Online group coaching
Online group coaching

The coaching industry is growing at a rapid pace, demonstrating global growth — 47% yearly growth in North America alone.

In the coaching industry, you can leverage the flywheel model to drive growth and success for your students. In fact, many successful coaches employ the Flywheel model to fuel their coaching programs.

By following a proven system and attracting students to your course, you can establish a self-reinforcing feedback loop that leads to continuous improvement and results.

To implement the flywheel model, start by creating a comprehensive system that guides your students towards success. This system should include clear instructions, strategies, and mental models that they can implement with the support of a community.
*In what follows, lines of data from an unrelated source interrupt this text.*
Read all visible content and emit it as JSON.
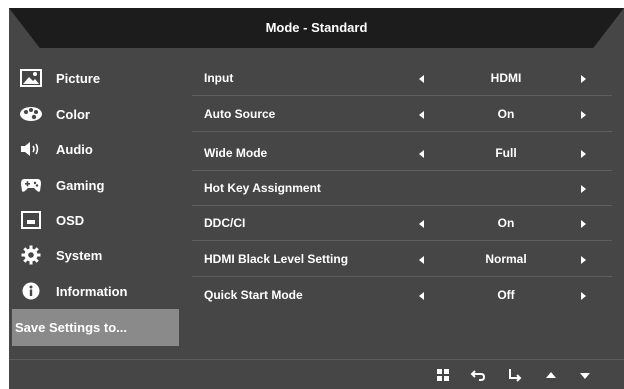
{
  "osd": {
    "title": "Mode - Standard"
  },
  "sidebar": {
    "items": [
      {
        "label": "Picture",
        "icon": "picture-icon"
      },
      {
        "label": "Color",
        "icon": "palette-icon"
      },
      {
        "label": "Audio",
        "icon": "speaker-icon"
      },
      {
        "label": "Gaming",
        "icon": "gamepad-icon"
      },
      {
        "label": "OSD",
        "icon": "monitor-icon"
      },
      {
        "label": "System",
        "icon": "gear-icon"
      },
      {
        "label": "Information",
        "icon": "info-icon"
      },
      {
        "label": "Save Settings to..."
      }
    ],
    "active_index": 7
  },
  "settings": [
    {
      "label": "Input",
      "value": "HDMI"
    },
    {
      "label": "Auto Source",
      "value": "On"
    },
    {
      "label": "Wide Mode",
      "value": "Full"
    },
    {
      "label": "Hot Key Assignment",
      "value": ""
    },
    {
      "label": "DDC/CI",
      "value": "On"
    },
    {
      "label": "HDMI Black Level Setting",
      "value": "Normal"
    },
    {
      "label": "Quick Start Mode",
      "value": "Off"
    }
  ],
  "footer": {
    "icons": [
      "menu-grid-icon",
      "back-icon",
      "enter-icon",
      "up-icon",
      "down-icon"
    ]
  },
  "colors": {
    "panel_bg": "#464646",
    "title_bg": "#1c1c1c",
    "active_item_bg": "#8a8a8a",
    "text": "#ffffff"
  }
}
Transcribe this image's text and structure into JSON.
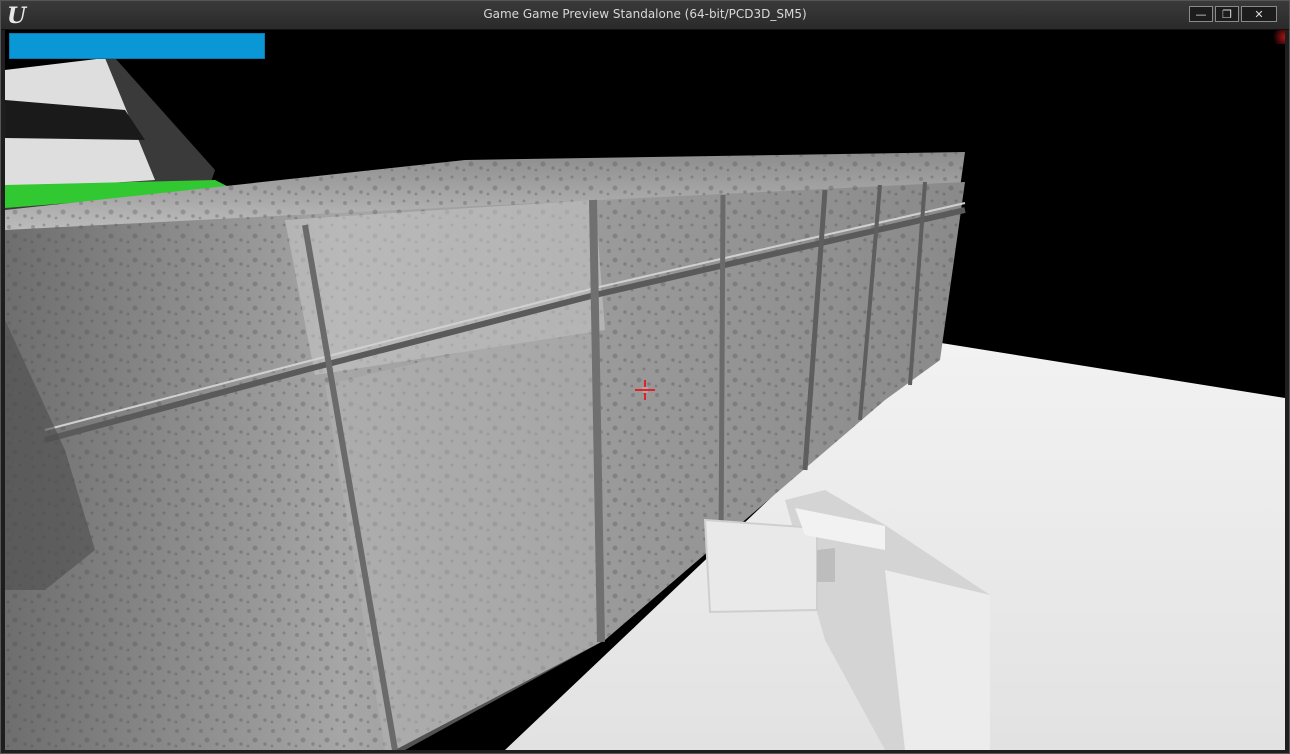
{
  "window": {
    "title": "Game Game Preview Standalone (64-bit/PCD3D_SM5)",
    "logo_text": "U",
    "controls": {
      "minimize_label": "—",
      "maximize_label": "❐",
      "close_label": "✕"
    }
  },
  "hud": {
    "health_bar_color": "#0a97d6",
    "health_fraction": 1.0,
    "crosshair_color": "#e0202a"
  },
  "scene": {
    "floor_color": "#e6e6e6",
    "wall_color": "#9a9a9a",
    "platform_color": "#32c832",
    "background_color": "#000000"
  }
}
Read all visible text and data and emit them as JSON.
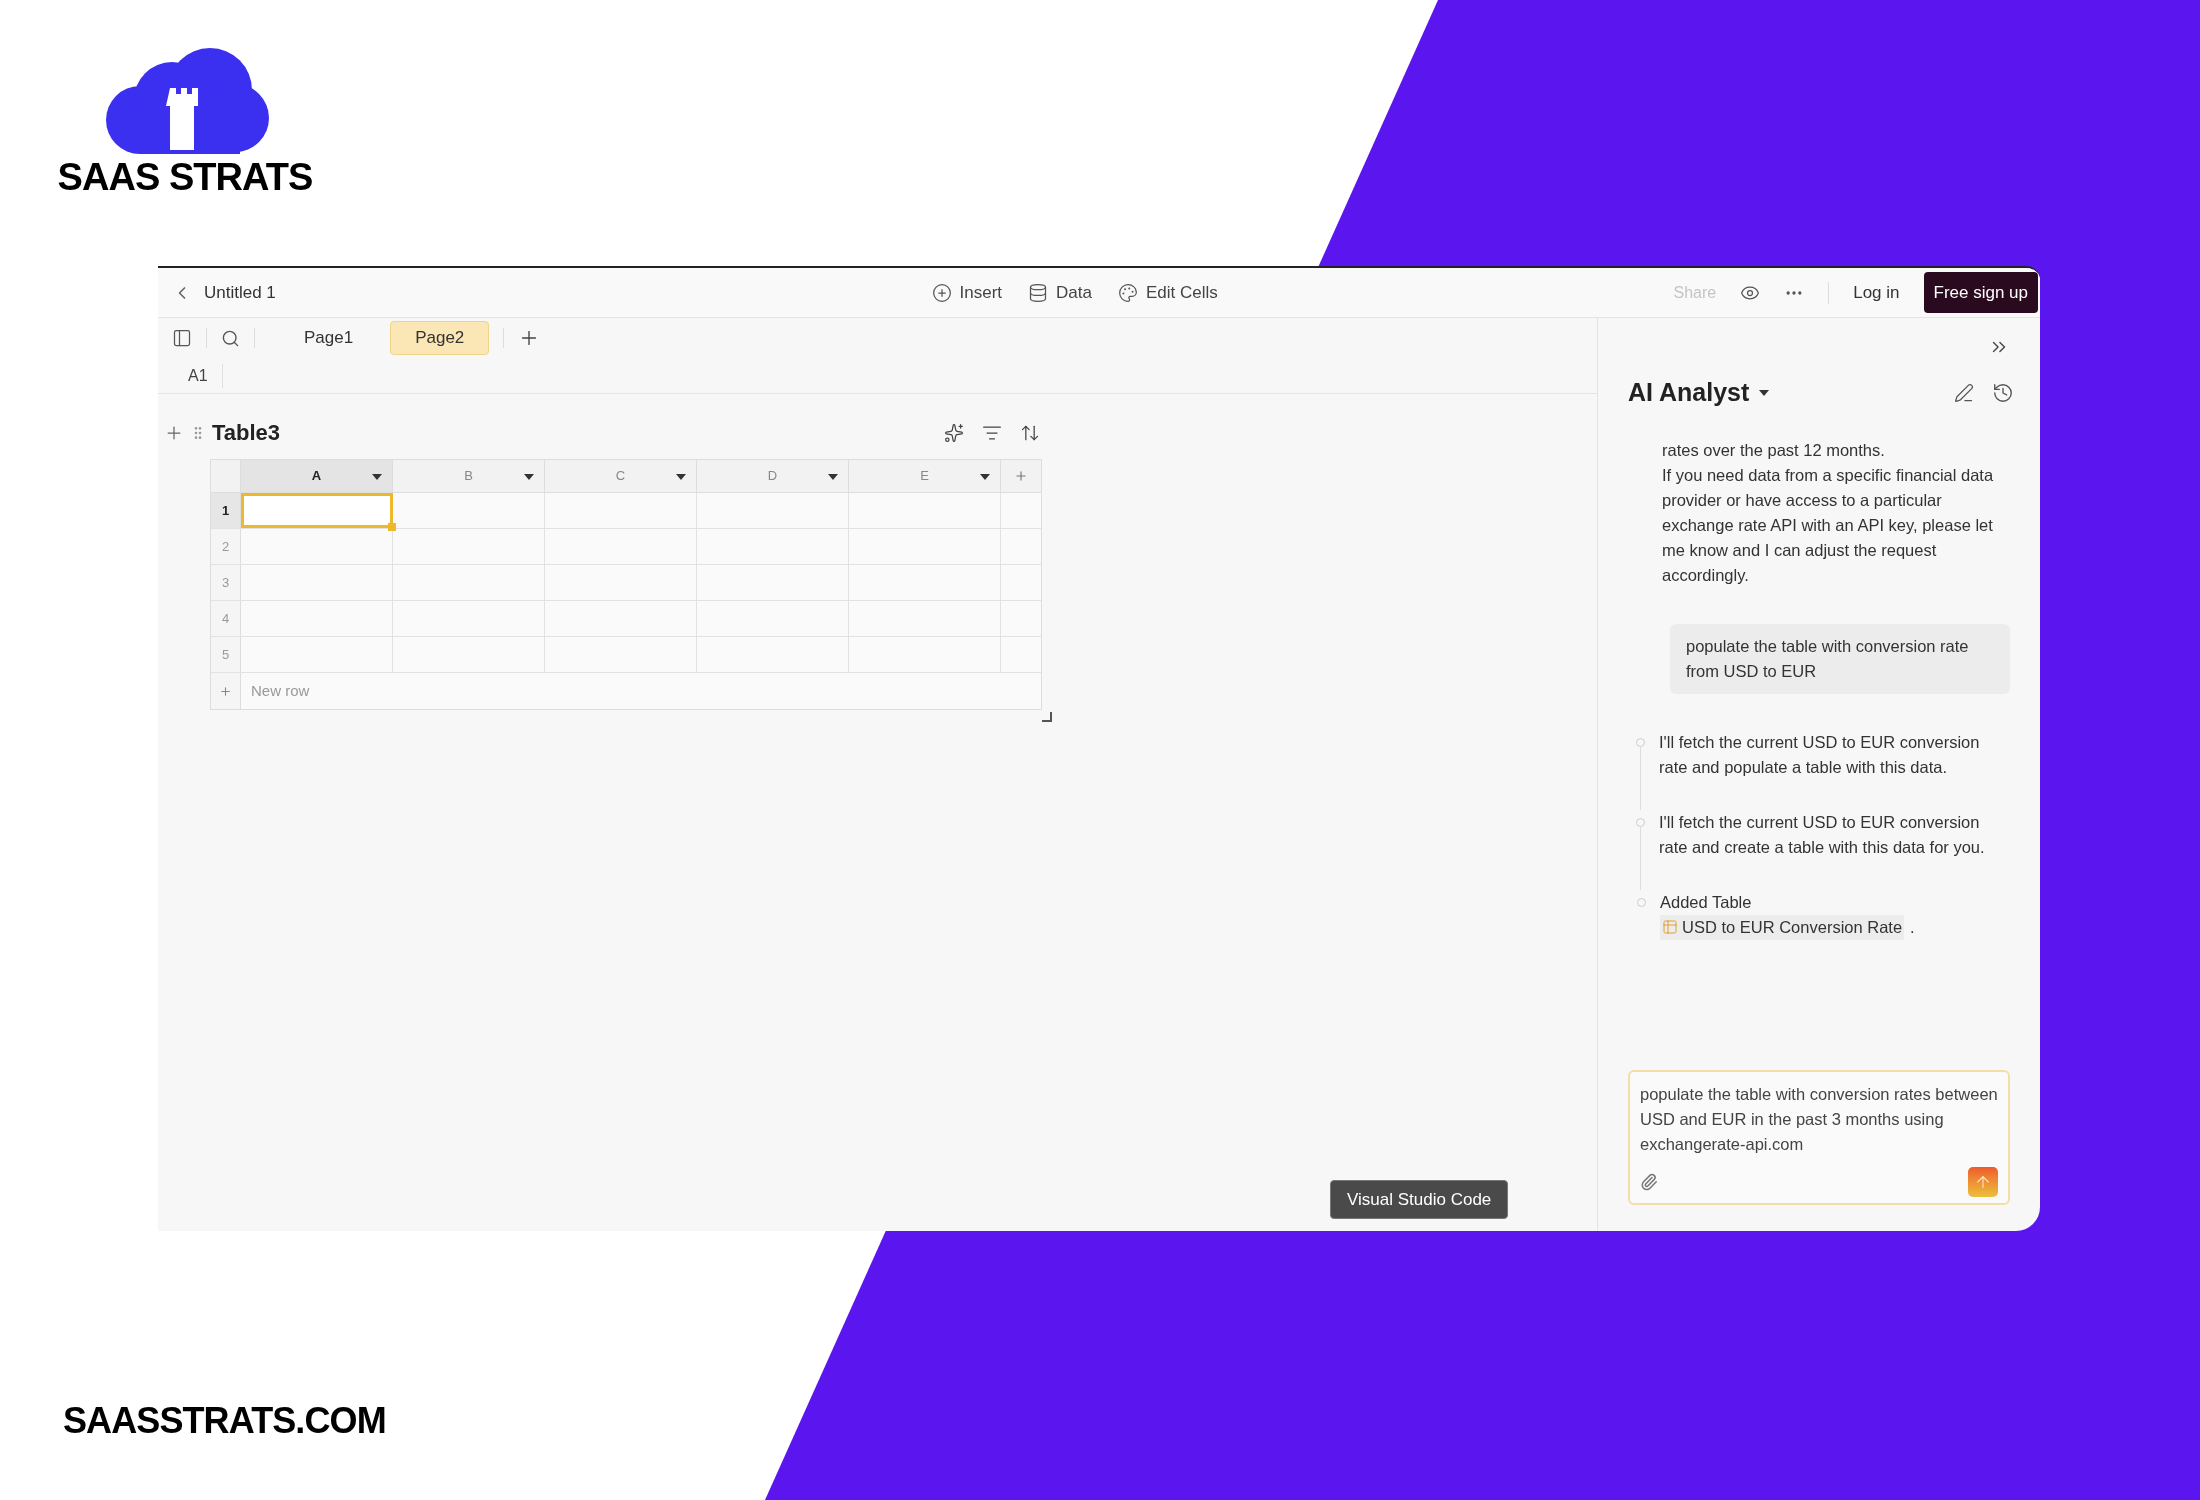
{
  "brand": {
    "name": "SAAS STRATS",
    "footer": "SAASSTRATS.COM"
  },
  "window": {
    "title": "Untitled 1"
  },
  "toolbar": [
    {
      "kind": "insert",
      "label": "Insert"
    },
    {
      "kind": "data",
      "label": "Data"
    },
    {
      "kind": "edit",
      "label": "Edit Cells"
    }
  ],
  "account": {
    "share": "Share",
    "share_disabled": true,
    "login": "Log in",
    "signup": "Free sign up"
  },
  "pages": [
    {
      "label": "Page1",
      "selected": false
    },
    {
      "label": "Page2",
      "selected": true
    }
  ],
  "cell_ref": "A1",
  "table": {
    "title": "Table3",
    "columns": [
      {
        "label": "A",
        "selected": true
      },
      {
        "label": "B",
        "selected": false
      },
      {
        "label": "C",
        "selected": false
      },
      {
        "label": "D",
        "selected": false
      },
      {
        "label": "E",
        "selected": false
      }
    ],
    "rows": [
      {
        "label": "1",
        "selected": true
      },
      {
        "label": "2",
        "selected": false
      },
      {
        "label": "3",
        "selected": false
      },
      {
        "label": "4",
        "selected": false
      },
      {
        "label": "5",
        "selected": false
      }
    ],
    "new_row": "New row"
  },
  "assistant": {
    "title": "AI Analyst",
    "paragraphs": [
      "rates over the past 12 months.",
      "If you need data from a specific financial data provider or have access to a particular exchange rate API with an API key, please let me know and I can adjust the request accordingly."
    ],
    "user_message": "populate the table with conversion rate from USD to EUR",
    "steps": [
      {
        "kind": "text",
        "text": "I'll fetch the current USD to EUR conversion rate and populate a table with this data."
      },
      {
        "kind": "text",
        "text": "I'll fetch the current USD to EUR conversion rate and create a table with this data for you."
      },
      {
        "kind": "added_table",
        "text": "Added Table",
        "table_name": "USD to EUR Conversion Rate",
        "suffix": "."
      }
    ],
    "input_value": "populate the table with conversion rates between USD and EUR in the past 3 months using exchangerate-api.com"
  },
  "tooltip": "Visual Studio Code"
}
Encourage accountability and ensure that students are actively implementing what they learn.

A programmer
Make learning practical
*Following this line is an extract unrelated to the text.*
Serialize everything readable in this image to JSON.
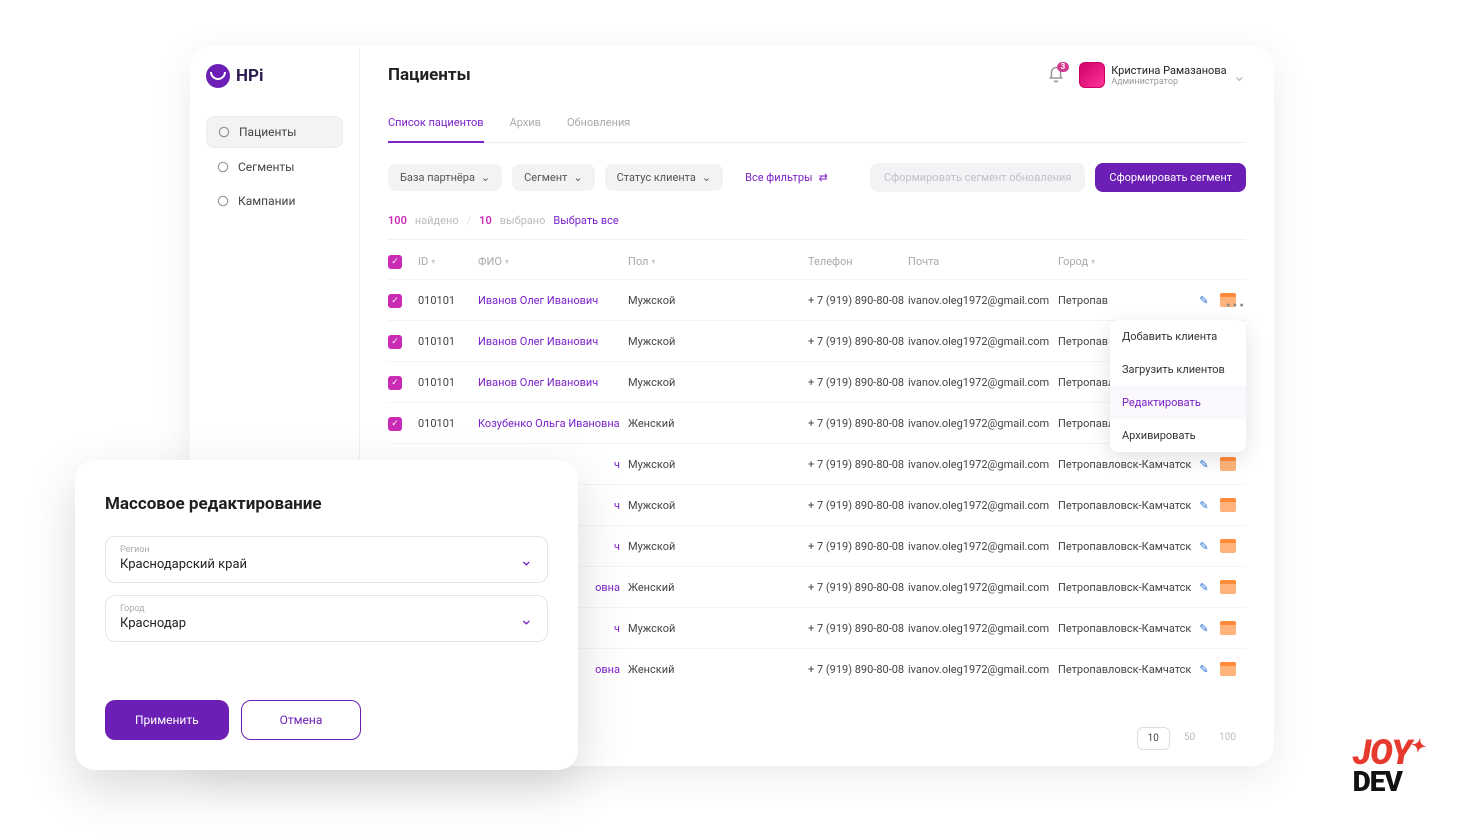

As your students start to see results, showcase their success stories on your YouTube channel. This not only celebrates their achievements but also acts as social proof, attracting more people to enroll in your courses.

These new enrollments then lead to more success stories, creating a virtuous cycle of growth.

By embracing the flywheel model in the coaching industry, you can create a sustainable and scalable business. Your guidance and systems, combined with the support of a community, will empower your students to achieve their goals.

The success stories shared on your YouTube channel will attract more students, fueling the growth of your business.

Bad example: 1:1 consulting

One on One consulting
One on One consulting

All that glitters is not gold. And something that may look like a Flywheel model may not be a Flywheel model, or a poorly implemented one.

You can see that in coaches running one-to-one consultation.

When it comes to the one-to-one consultation model, there can be challenges in implementing the flywheel effect.

Suppose you offer one-to-one consultation sessions, where customers book slots with you. As more and more customers book appointments, your time and energy may become drained, resulting in a worse experience for each customer.

Additionally, as you add more real human interaction in a flywheel model, scaling the business can lead to a decline in customer experience.

Both of these will create negative brand image and impede the growth of Flywheel model.

To overcome these challenges, you may need to productize your consulting business.

For example, you can create a training course that addresses common concerns and attracts students. These students can then book high-ticket consultation sessions with you when they have specific doubts or questions.

Therefore, most successful coaches that offer one-on-one consulting charge a bomb.

The role of content and code

In the information age, making use of flywheel effect requires utilizing the power of content and code.

Content and code
Make use of both content and code

Why? Because they offer you leverage. Write a content once, and it stays there endlessly. Write a code once and it will carry out the task again and again.

By incorporating content creation, such as being a YouTuber, blogger, or course creator, or by developing softwares, you can tap into the waiting potential of servers that work for you around the clock.

Companies that successfully leverage the flywheel effect understand that both content and code play a crucial role in scaling their business.

Take Uber, for example, which utilizes software to connect riders and drivers, or YouTube, which harnesses the power of user-generated video content.

How much work it would have taken for Uber had they manually connected drivers with riders?

By embracing the synergy between content and code, these companies achieve exponential growth.

Wrapping up

In conclusion, the Amazon Flywheel model is a powerful strategy that can revolutionize how businesses grow.

By focusing on compounding growth, building self-reinforcing feedback loops, leveraging content and technology, monitoring and optimizing, and scaling smartly, you can unlock exponential growth for your own business.

Don’t just marvel at the success of tech giants like Amazon, Google, and Facebook—implement the Flywheel model in your own business and experience exponential results.

Embrace continuous improvement, iterate well, put your customers at the center, and create a sustainable cycle of growth.